Bismarck, ND-based MDU Resources Group Inc. plans to keep Fidelity E&P Co., the exploration and production (E&P) unit, off the sales block this year and instead plans to work to strengthen its value, CEO David Goodin said.

The sale was announced in November (see Shale Daily, Nov. 5, 2014).

“Until such time as we sell Fidelity, we are maximizing its value,” Goodin told analysts during a quarterly earnings conference call. He said the company is focused on lowering its capital cost structure in the E&P space, following 25% reductions in its administrative and general expenses. “We have laid down our rigs and look to further reduce our cost structure before we begin to drill again later this year.”

The CEO told analysts that “plans at present do not include a sale of Fidelity in 2015 and basically beyond that period. We’ll continue to monitor market conditions until we feel the timing is right for selling the business.

“That is why we’re providing greater clarity of our plans for this year, but beyond that, we’ll continue to provide updates as to the timing for marketing the business.”

Fidelity CEO Kent Wells, who is retiring at the end of this month, said that once the E&P’s cost structure is where MDU wants it to be and the business environment is considered favorable based on criteria that includes oil prices, the E&P would be marketed.

There’s no intent to sell Fidelity in a piecemeal fashion, Goodin added.

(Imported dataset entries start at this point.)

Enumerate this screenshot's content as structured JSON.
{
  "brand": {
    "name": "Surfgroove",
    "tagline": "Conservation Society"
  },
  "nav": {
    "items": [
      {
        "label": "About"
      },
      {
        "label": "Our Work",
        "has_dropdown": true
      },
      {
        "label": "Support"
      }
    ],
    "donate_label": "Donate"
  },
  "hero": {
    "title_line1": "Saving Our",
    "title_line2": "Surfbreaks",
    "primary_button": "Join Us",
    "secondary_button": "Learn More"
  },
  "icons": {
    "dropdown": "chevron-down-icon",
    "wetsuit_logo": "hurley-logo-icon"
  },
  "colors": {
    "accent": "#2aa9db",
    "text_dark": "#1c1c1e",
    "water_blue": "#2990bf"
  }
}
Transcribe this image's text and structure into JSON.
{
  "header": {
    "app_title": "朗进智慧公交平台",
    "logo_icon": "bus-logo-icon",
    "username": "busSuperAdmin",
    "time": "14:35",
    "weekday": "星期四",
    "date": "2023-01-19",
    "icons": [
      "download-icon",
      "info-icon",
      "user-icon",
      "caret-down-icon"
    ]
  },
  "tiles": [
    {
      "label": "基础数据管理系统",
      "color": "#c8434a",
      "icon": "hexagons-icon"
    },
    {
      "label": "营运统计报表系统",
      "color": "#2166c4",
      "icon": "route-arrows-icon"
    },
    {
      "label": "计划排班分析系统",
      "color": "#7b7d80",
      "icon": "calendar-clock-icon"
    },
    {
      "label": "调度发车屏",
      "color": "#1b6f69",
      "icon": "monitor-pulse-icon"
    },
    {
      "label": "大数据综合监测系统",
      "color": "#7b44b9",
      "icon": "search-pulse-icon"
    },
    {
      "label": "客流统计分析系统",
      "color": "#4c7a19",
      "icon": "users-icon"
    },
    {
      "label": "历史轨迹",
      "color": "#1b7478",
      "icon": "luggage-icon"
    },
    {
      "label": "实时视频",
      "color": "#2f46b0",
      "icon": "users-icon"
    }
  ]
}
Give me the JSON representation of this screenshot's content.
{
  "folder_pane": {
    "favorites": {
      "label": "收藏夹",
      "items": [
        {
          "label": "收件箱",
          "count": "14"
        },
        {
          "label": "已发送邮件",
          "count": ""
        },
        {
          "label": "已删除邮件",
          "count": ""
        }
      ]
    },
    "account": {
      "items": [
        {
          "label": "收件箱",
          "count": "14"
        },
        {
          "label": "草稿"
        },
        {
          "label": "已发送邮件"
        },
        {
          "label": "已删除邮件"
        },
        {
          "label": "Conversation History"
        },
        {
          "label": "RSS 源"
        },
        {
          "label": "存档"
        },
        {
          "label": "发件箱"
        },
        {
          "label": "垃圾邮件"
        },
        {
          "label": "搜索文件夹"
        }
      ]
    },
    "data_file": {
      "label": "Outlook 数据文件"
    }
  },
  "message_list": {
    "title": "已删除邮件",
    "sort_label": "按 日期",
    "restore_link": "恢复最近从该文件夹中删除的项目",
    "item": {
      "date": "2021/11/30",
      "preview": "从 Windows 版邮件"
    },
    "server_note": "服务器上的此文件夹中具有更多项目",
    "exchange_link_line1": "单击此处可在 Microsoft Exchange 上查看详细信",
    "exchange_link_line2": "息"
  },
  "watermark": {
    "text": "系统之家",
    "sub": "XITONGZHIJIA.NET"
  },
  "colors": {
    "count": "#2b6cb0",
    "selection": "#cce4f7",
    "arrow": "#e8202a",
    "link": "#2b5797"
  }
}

Fidelity President Pat O’Bryan is to become CEO on March 1.

Fidelity’s capital expenditure budget is set at $111 million this year, with investments minimized in the first half of the year to become “better aligned” with the low commodity price environment, Goodin said. “We anticipate resuming drilling in the second half of the year as long as our return goals are met.”

Consolidated 4Q2014 earnings were $84.1 million (43 cents/share), compared with year-ago earnings of $91.3 million (48 cents). In 2014 MDU earned $297.5 million ($1.55/share), versus $278 million ($1.47) in 2013.

MDU plans to invest about $3.9 billion in capital projects over the next five years, Goodin noted, “and our strategic decision to market our exploration and production business at the appropriate time in the future, I am confident we are well positioned to produce significant long-term value for shareholders with a lower overall business risk profile.”

For 2015, adjusted earnings guidance, not including the E&P business, is set at $1.05-1.20/share.

“This year our E&P expects to be generally self-funding, operating at or below the cash flows it generates,” said Goodin.

A slight increase in oil production last year was led by a 25% jump in Paradox Basin production. Natural gas and natural gas liquids production were both down last year as a result of the Bakken Shale asset sales, he said.